Task statement: Which of the lines in the data below contain the string "resources"? Copy each of them.
Working data START
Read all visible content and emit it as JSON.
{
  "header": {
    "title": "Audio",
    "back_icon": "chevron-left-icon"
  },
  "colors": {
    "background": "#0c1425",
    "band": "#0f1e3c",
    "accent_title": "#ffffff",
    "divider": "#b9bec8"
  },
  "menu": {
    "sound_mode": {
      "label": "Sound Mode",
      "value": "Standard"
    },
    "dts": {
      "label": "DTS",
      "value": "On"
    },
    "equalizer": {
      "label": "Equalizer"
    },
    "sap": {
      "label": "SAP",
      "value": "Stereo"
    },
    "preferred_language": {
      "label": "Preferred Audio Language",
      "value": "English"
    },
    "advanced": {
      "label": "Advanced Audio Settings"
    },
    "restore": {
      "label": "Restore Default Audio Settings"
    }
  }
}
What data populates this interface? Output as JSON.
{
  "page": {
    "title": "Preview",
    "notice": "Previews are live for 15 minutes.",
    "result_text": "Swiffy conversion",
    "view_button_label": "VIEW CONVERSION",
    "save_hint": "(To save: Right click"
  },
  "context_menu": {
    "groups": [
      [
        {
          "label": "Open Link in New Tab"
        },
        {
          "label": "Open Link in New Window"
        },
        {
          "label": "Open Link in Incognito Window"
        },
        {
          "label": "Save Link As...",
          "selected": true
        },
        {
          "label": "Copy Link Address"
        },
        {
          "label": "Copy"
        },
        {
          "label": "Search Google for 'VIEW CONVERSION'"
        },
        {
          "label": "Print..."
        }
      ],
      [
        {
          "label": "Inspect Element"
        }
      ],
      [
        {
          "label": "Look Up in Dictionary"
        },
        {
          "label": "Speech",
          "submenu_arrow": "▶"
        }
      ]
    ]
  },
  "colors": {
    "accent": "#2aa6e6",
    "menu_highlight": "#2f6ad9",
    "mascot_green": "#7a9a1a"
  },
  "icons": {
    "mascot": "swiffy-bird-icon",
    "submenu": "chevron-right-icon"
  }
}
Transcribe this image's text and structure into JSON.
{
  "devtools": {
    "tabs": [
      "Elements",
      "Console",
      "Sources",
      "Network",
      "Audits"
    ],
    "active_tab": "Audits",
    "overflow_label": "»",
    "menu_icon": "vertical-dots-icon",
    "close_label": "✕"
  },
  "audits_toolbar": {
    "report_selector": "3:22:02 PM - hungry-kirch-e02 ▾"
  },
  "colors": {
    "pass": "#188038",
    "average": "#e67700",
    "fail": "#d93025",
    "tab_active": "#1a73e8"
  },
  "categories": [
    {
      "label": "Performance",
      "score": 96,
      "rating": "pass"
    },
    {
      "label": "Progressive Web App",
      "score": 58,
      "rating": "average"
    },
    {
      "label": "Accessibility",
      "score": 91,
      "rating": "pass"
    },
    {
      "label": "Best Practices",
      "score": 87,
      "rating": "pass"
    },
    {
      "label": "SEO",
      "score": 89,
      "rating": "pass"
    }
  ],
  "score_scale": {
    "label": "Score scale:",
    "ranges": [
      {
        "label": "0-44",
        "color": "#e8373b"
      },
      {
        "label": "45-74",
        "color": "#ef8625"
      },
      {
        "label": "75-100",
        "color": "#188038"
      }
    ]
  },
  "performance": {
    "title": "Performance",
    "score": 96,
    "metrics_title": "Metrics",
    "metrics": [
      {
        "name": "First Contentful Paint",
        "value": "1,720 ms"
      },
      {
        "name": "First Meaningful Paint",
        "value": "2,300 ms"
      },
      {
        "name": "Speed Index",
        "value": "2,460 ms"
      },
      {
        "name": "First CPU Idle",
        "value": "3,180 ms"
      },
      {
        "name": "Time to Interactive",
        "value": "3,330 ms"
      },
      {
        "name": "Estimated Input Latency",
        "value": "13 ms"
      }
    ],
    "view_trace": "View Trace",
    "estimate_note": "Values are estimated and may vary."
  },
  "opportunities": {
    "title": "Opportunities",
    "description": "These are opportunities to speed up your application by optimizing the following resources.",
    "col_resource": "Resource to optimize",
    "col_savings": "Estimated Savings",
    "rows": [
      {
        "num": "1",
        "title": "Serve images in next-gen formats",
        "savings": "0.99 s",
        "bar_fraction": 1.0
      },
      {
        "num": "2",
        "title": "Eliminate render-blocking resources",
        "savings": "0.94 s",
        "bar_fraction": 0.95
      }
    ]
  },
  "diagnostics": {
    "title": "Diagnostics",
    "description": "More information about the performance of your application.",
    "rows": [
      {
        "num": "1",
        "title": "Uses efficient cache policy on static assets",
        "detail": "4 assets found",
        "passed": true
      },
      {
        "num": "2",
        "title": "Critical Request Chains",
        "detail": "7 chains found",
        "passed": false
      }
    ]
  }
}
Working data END
Answer to this task:
    "description": "These are opportunities to speed up your application by optimizing the following resources.",
        "title": "Eliminate render-blocking resources",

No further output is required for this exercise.